      He acquired a knowledge of the saddlery business from his brother Alexander and carried on the trade in Port Macquarie for forty years after his brother left to open a saddlery business in Walcha. Cattle raising, however, was his pet hobby and engaged some of his attention throughout his life. He was a man of very genial disposition robust and healthy - with a cheery smile and ever ready greeting for all. He took a great interest in world affairs, buying every newspaper possible to keep himself well informed and was greatly interested in the projected restoration of St. Thomas' Church.
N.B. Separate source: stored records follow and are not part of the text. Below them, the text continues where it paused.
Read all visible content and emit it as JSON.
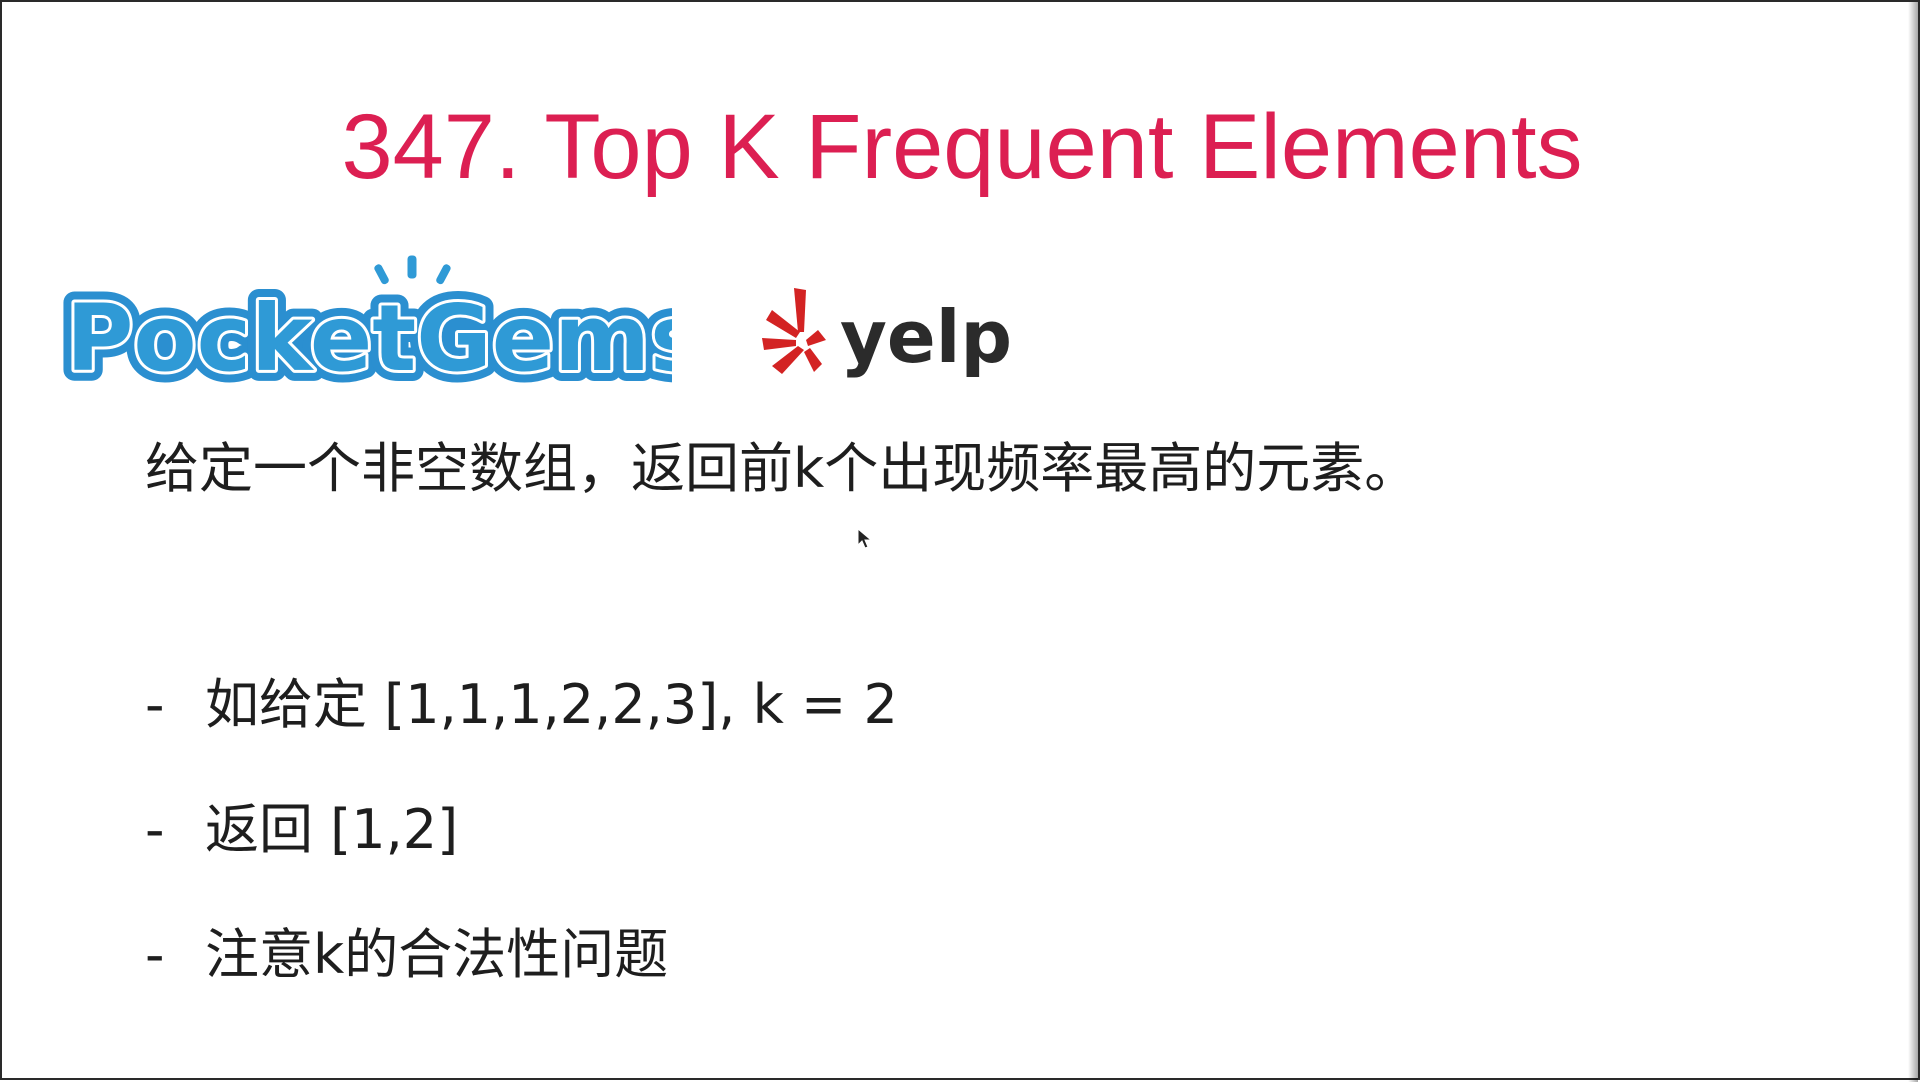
{
  "slide": {
    "title": "347. Top K Frequent Elements",
    "title_color": "#dc1f52",
    "description": "给定一个非空数组，返回前k个出现频率最高的元素。",
    "bullets": [
      {
        "marker": "-",
        "text": "如给定 [1,1,1,2,2,3], k = 2"
      },
      {
        "marker": "-",
        "text": "返回 [1,2]"
      },
      {
        "marker": "-",
        "text": "注意k的合法性问题"
      }
    ]
  },
  "logos": {
    "pocketgems": {
      "text": "PocketGems",
      "icon": "pocketgems-logo"
    },
    "yelp": {
      "text": "yelp",
      "icon": "yelp-logo"
    }
  },
  "cursor": {
    "icon": "mouse-pointer-icon"
  }
}
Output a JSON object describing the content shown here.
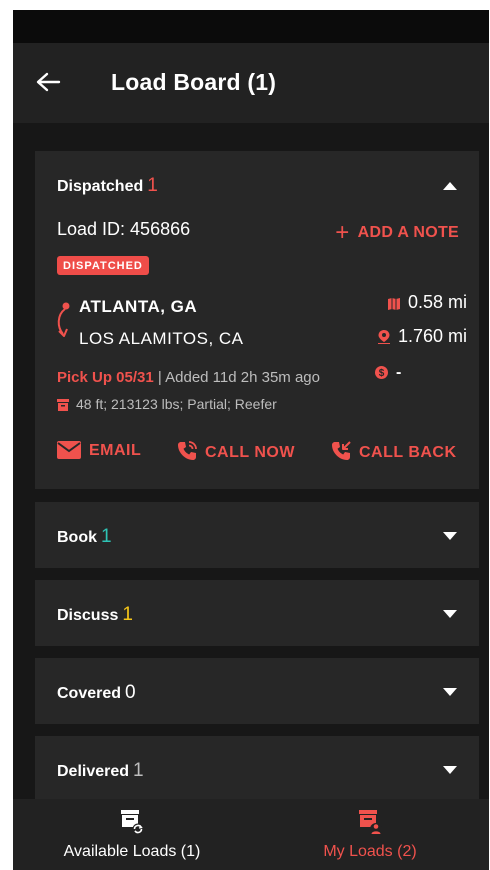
{
  "app": {
    "title": "Load Board (1)"
  },
  "sections": {
    "dispatched": {
      "label": "Dispatched",
      "count": "1",
      "count_color": "#f0524d",
      "expanded": true
    },
    "book": {
      "label": "Book",
      "count": "1",
      "count_color": "#2ec4b6",
      "expanded": false
    },
    "discuss": {
      "label": "Discuss",
      "count": "1",
      "count_color": "#f5c518",
      "expanded": false
    },
    "covered": {
      "label": "Covered",
      "count": "0",
      "count_color": "#ffffff",
      "expanded": false
    },
    "delivered": {
      "label": "Delivered",
      "count": "1",
      "count_color": "#bdbdbd",
      "expanded": false
    }
  },
  "load": {
    "id_text": "Load ID: 456866",
    "add_note_label": "ADD A NOTE",
    "status_badge": "DISPATCHED",
    "origin": "ATLANTA, GA",
    "destination": "LOS ALAMITOS, CA",
    "deadhead": "0.58 mi",
    "distance": "1.760 mi",
    "pickup": "Pick Up 05/31",
    "added": "| Added 11d 2h 35m ago",
    "rate": "-",
    "specs": "48 ft; 213123 lbs; Partial; Reefer",
    "actions": {
      "email": "EMAIL",
      "call_now": "CALL NOW",
      "call_back": "CALL BACK"
    }
  },
  "bottom_nav": {
    "available": {
      "label": "Available Loads (1)",
      "active": false
    },
    "my_loads": {
      "label": "My Loads (2)",
      "active": true
    }
  },
  "colors": {
    "accent": "#f0524d",
    "background": "#171717",
    "card": "#272727",
    "appbar": "#222222"
  },
  "icons": [
    "back-arrow-icon",
    "caret-up-icon",
    "caret-down-icon",
    "plus-icon",
    "route-icon",
    "map-icon",
    "location-pin-icon",
    "dollar-icon",
    "trailer-icon",
    "email-icon",
    "phone-icon",
    "phone-callback-icon",
    "truck-refresh-icon",
    "truck-user-icon"
  ]
}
      He married Elizabeth, fourth daughter of Jeremiah Warlters, and his wife Jane. The couple took a property on Glebe Road "The Homestead'' in 1863. On his business property In Horton Street now occupied by Woolworths, the first sugar in Australia was manufactured. A local builder who found the heavy foundations of a previous building c. 1910 has verified this. The first sugar was also grown in Horton Street on the site now occupied by the Methodist Church. It was planted by a convict named Williams, under instruction from Captain Allman, the first Commandant to the settlement at Port Macquarie.